Infertility can occur for various reasons, and uterine fibroids are one of them. Although fibroids themselves are not the direct cause of infertility, they create certain difficulties for conceiving and carrying a child to term.
Fibroids that grow quickly or are larger in size can become a barrier to the movement of sperm. They can also affect the fallopian tubes and the shape of the uterus.
Also, the risk of a spontaneous abortion with fibroids increases. There is further a risk of a delayed development of the fetus due to the lack of oxygen and nutrients coming from the placenta.

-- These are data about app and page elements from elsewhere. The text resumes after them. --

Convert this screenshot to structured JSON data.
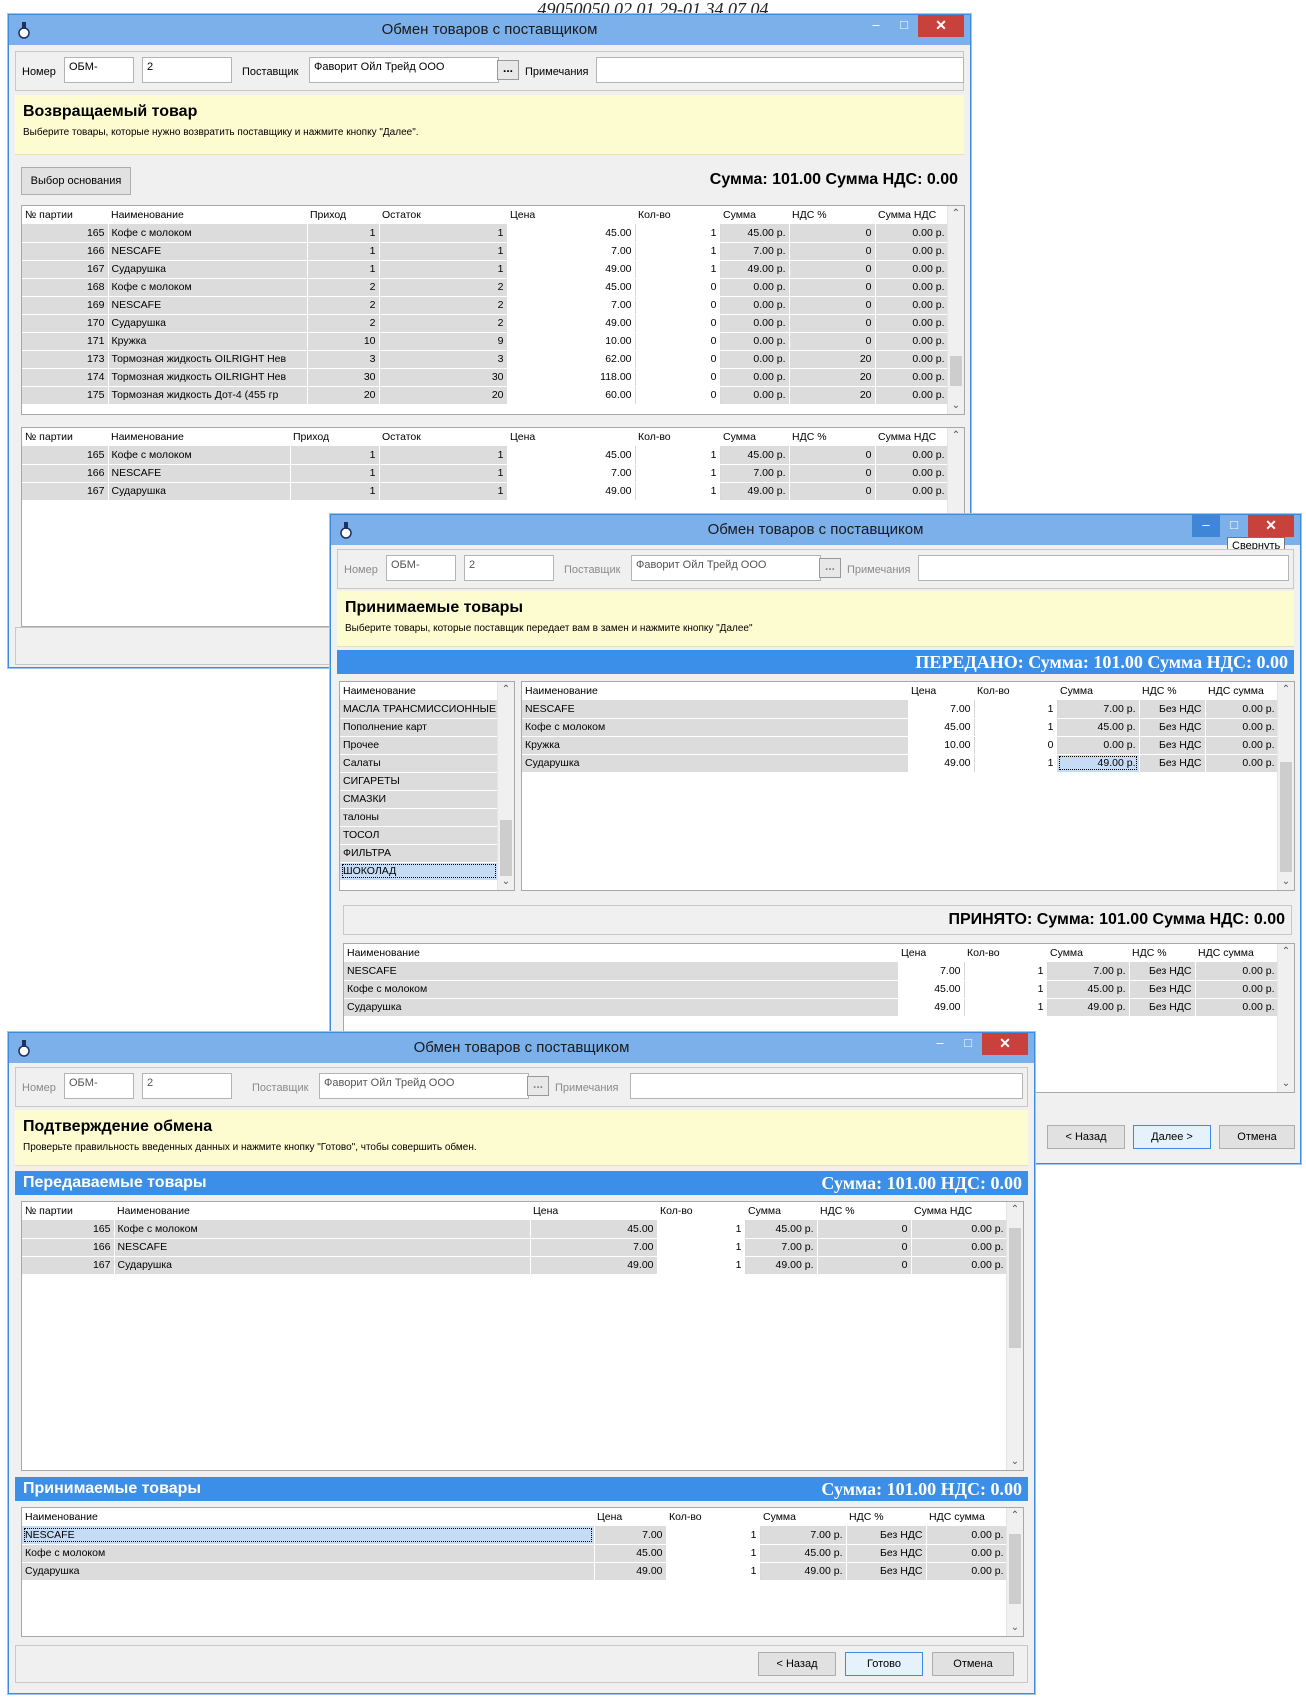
{
  "doc_header": "49050050.02.01.29-01 34 07 04",
  "window_title": "Обмен товаров с поставщиком",
  "minimize_tooltip": "Свернуть",
  "labels": {
    "number": "Номер",
    "supplier": "Поставщик",
    "notes": "Примечания",
    "dots": "..."
  },
  "values": {
    "number_prefix": "ОБМ-",
    "number": "2",
    "supplier": "Фаворит Ойл Трейд ООО",
    "notes": ""
  },
  "win1": {
    "heading": "Возвращаемый товар",
    "subheading": "Выберите товары, которые нужно возвратить поставщику и нажмите кнопку \"Далее\".",
    "basis_button": "Выбор основания",
    "totals": "Сумма: 101.00  Сумма НДС: 0.00",
    "columns": [
      "№ партии",
      "Наименование",
      "Приход",
      "Остаток",
      "Цена",
      "Кол-во",
      "Сумма",
      "НДС %",
      "Сумма НДС"
    ],
    "rows": [
      [
        "165",
        "Кофе с молоком",
        "1",
        "1",
        "45.00",
        "1",
        "45.00 р.",
        "0",
        "0.00 р."
      ],
      [
        "166",
        "NESCAFE",
        "1",
        "1",
        "7.00",
        "1",
        "7.00 р.",
        "0",
        "0.00 р."
      ],
      [
        "167",
        "Сударушка",
        "1",
        "1",
        "49.00",
        "1",
        "49.00 р.",
        "0",
        "0.00 р."
      ],
      [
        "168",
        "Кофе с молоком",
        "2",
        "2",
        "45.00",
        "0",
        "0.00 р.",
        "0",
        "0.00 р."
      ],
      [
        "169",
        "NESCAFE",
        "2",
        "2",
        "7.00",
        "0",
        "0.00 р.",
        "0",
        "0.00 р."
      ],
      [
        "170",
        "Сударушка",
        "2",
        "2",
        "49.00",
        "0",
        "0.00 р.",
        "0",
        "0.00 р."
      ],
      [
        "171",
        "Кружка",
        "10",
        "9",
        "10.00",
        "0",
        "0.00 р.",
        "0",
        "0.00 р."
      ],
      [
        "173",
        "Тормозная жидкость OILRIGHT Нев",
        "3",
        "3",
        "62.00",
        "0",
        "0.00 р.",
        "20",
        "0.00 р."
      ],
      [
        "174",
        "Тормозная жидкость OILRIGHT Нев",
        "30",
        "30",
        "118.00",
        "0",
        "0.00 р.",
        "20",
        "0.00 р."
      ],
      [
        "175",
        "Тормозная жидкость Дот-4 (455 гр",
        "20",
        "20",
        "60.00",
        "0",
        "0.00 р.",
        "20",
        "0.00 р."
      ]
    ],
    "selected_rows": [
      [
        "165",
        "Кофе с молоком",
        "1",
        "1",
        "45.00",
        "1",
        "45.00 р.",
        "0",
        "0.00 р."
      ],
      [
        "166",
        "NESCAFE",
        "1",
        "1",
        "7.00",
        "1",
        "7.00 р.",
        "0",
        "0.00 р."
      ],
      [
        "167",
        "Сударушка",
        "1",
        "1",
        "49.00",
        "1",
        "49.00 р.",
        "0",
        "0.00 р."
      ]
    ]
  },
  "win2": {
    "heading": "Принимаемые товары",
    "subheading": "Выберите товары, которые поставщик передает вам в замен и нажмите кнопку \"Далее\"",
    "given_totals": "ПЕРЕДАНО:  Сумма: 101.00  Сумма НДС: 0.00",
    "received_totals": "ПРИНЯТО:  Сумма: 101.00  Сумма НДС: 0.00",
    "category_header": "Наименование",
    "categories": [
      "МАСЛА ТРАНСМИССИОННЫЕ",
      "Пополнение карт",
      "Прочее",
      "Салаты",
      "СИГАРЕТЫ",
      "СМАЗКИ",
      "талоны",
      "ТОСОЛ",
      "ФИЛЬТРА",
      "ШОКОЛАД"
    ],
    "selected_category": "ШОКОЛАД",
    "columns": [
      "Наименование",
      "Цена",
      "Кол-во",
      "Сумма",
      "НДС %",
      "НДС сумма"
    ],
    "products": [
      [
        "NESCAFE",
        "7.00",
        "1",
        "7.00 р.",
        "Без НДС",
        "0.00 р."
      ],
      [
        "Кофе с молоком",
        "45.00",
        "1",
        "45.00 р.",
        "Без НДС",
        "0.00 р."
      ],
      [
        "Кружка",
        "10.00",
        "0",
        "0.00 р.",
        "Без НДС",
        "0.00 р."
      ],
      [
        "Сударушка",
        "49.00",
        "1",
        "49.00 р.",
        "Без НДС",
        "0.00 р."
      ]
    ],
    "received": [
      [
        "NESCAFE",
        "7.00",
        "1",
        "7.00 р.",
        "Без НДС",
        "0.00 р."
      ],
      [
        "Кофе с молоком",
        "45.00",
        "1",
        "45.00 р.",
        "Без НДС",
        "0.00 р."
      ],
      [
        "Сударушка",
        "49.00",
        "1",
        "49.00 р.",
        "Без НДС",
        "0.00 р."
      ]
    ],
    "back": "< Назад",
    "next": "Далее >",
    "cancel": "Отмена"
  },
  "win3": {
    "heading": "Подтверждение обмена",
    "subheading": "Проверьте правильность введенных данных и нажмите кнопку \"Готово\", чтобы совершить обмен.",
    "given_label": "Передаваемые товары",
    "given_totals": "Сумма: 101.00  НДС: 0.00",
    "received_label": "Принимаемые товары",
    "received_totals": "Сумма: 101.00  НДС: 0.00",
    "given_columns": [
      "№ партии",
      "Наименование",
      "Цена",
      "Кол-во",
      "Сумма",
      "НДС %",
      "Сумма НДС"
    ],
    "given_rows": [
      [
        "165",
        "Кофе с молоком",
        "45.00",
        "1",
        "45.00 р.",
        "0",
        "0.00 р."
      ],
      [
        "166",
        "NESCAFE",
        "7.00",
        "1",
        "7.00 р.",
        "0",
        "0.00 р."
      ],
      [
        "167",
        "Сударушка",
        "49.00",
        "1",
        "49.00 р.",
        "0",
        "0.00 р."
      ]
    ],
    "received_columns": [
      "Наименование",
      "Цена",
      "Кол-во",
      "Сумма",
      "НДС %",
      "НДС сумма"
    ],
    "received_rows": [
      [
        "NESCAFE",
        "7.00",
        "1",
        "7.00 р.",
        "Без НДС",
        "0.00 р."
      ],
      [
        "Кофе с молоком",
        "45.00",
        "1",
        "45.00 р.",
        "Без НДС",
        "0.00 р."
      ],
      [
        "Сударушка",
        "49.00",
        "1",
        "49.00 р.",
        "Без НДС",
        "0.00 р."
      ]
    ],
    "back": "< Назад",
    "done": "Готово",
    "cancel": "Отмена"
  },
  "colors": {
    "titlebar": "#7cb0ea",
    "accent_blue": "#3c8fe8",
    "close_red": "#c9413d",
    "info_yellow": "#fdfbd0",
    "row_gray": "#dcdcdc"
  }
}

Usually women suffering from uterine fibroids and interested in having children have two treatment options: a surgical option (myomectomy) and a nonsurgical option UFE (uterine fibroid embolization)UFE (uterine fibroid embolization).
Although myomectomy is designed to preserve a woman’s uterus, there is a chance that a patient may lose her uterus during the procedure due to excessive bleeding that cannot be controlled by the surgeon. Every woman should be prepared to face the possibility of losing her uterus when opting in for a myomectomy.
In contrast, UFE (uterine fibroid embolization) is a nonsurgical, fully outpatient procedure that allows women to keep their uterus, treat all fibroids, and potentially conceive after the procedure.
⇒Related: “My Miracle Baby” by Doris Combs
Fibroid removal is recommended for women with submucosal fibroids who are struggling to get pregnant, either naturally or through IVF. Many women have reported a pregnancy after UFE.
If fibroids are still present while a woman is pregnant, they are likely to increase in size due to increased levels of estrogen. This usually does not cause any complications with pregnancy, but some women can miscarry or give birth prematurely. UFE allows women to have a vaginal, full term birth.